In the year 1562, a conspiracy by Bothwell and the Hamiltons, to murder Maitland and the other favourites of the queen, was happily discovered, and the conspirators placed in confinement.
During the same year, Mary being desirous of entering into a more intimate correspondence and familiarity with Elizabeth, employed Maitland to desire a personal interview with her. This was accordingly granted ; but, from the prudent policy of Elizabeth, never accomplished. Maitland was again despatched to England, to solicit Elizabeth's consent to Mary's marriage with Darnly; but he had only to learn her decided disapprobation of the match. By his sagacity and prudence, however, he prevented that violent rupture, which the indiscreet conduct of Elizabeth, and the natural indignation of Mary, were so very apt to produce.

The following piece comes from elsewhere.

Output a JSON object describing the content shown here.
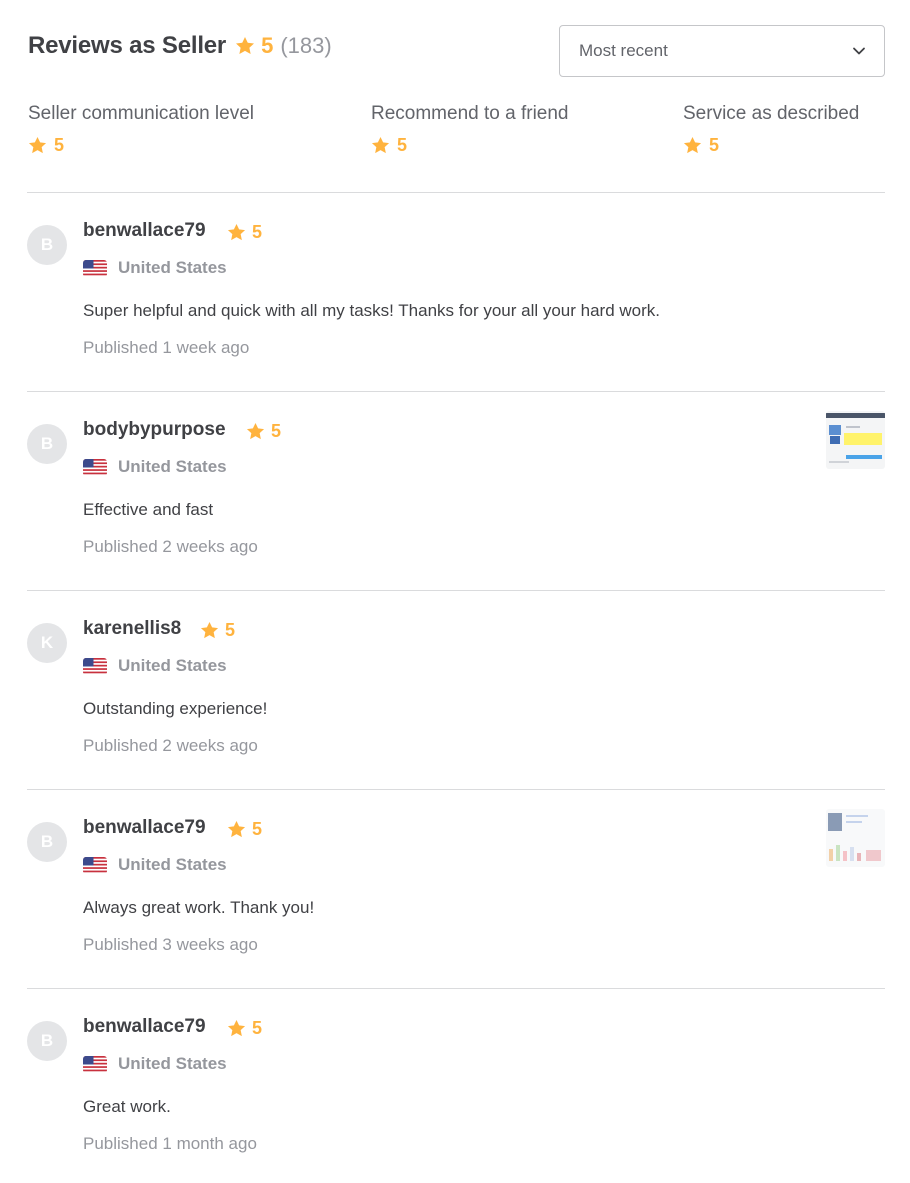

In the insurrection which took place in şcotland upon the occasion of this marriage, Maitland refu. sed to have any concern, although in all former commotions he had been directly united with its leaders. With his usual sagacity he foresaw that Murray's opposition to the match would prove dangerous and ineffectual ; but whoever ruled at court, he hoped by his dexterity and talents to render himself necessary and of importance. With many others, however, he was disappointed in his expectations ; the king's headstrong temper rendered him incapable of advice. The queen could not help distrusting men who had been so long and so intimately connected with Murray, and gave herself up entirely to those counsellors who complied entirely with all her inclinations. The return of that nobleman and his followers, was therefore the only event which could restore Maitland and his associates to their former ascendant over the queen. For this reason nothing could be more mortifying to them than the resolution which Mary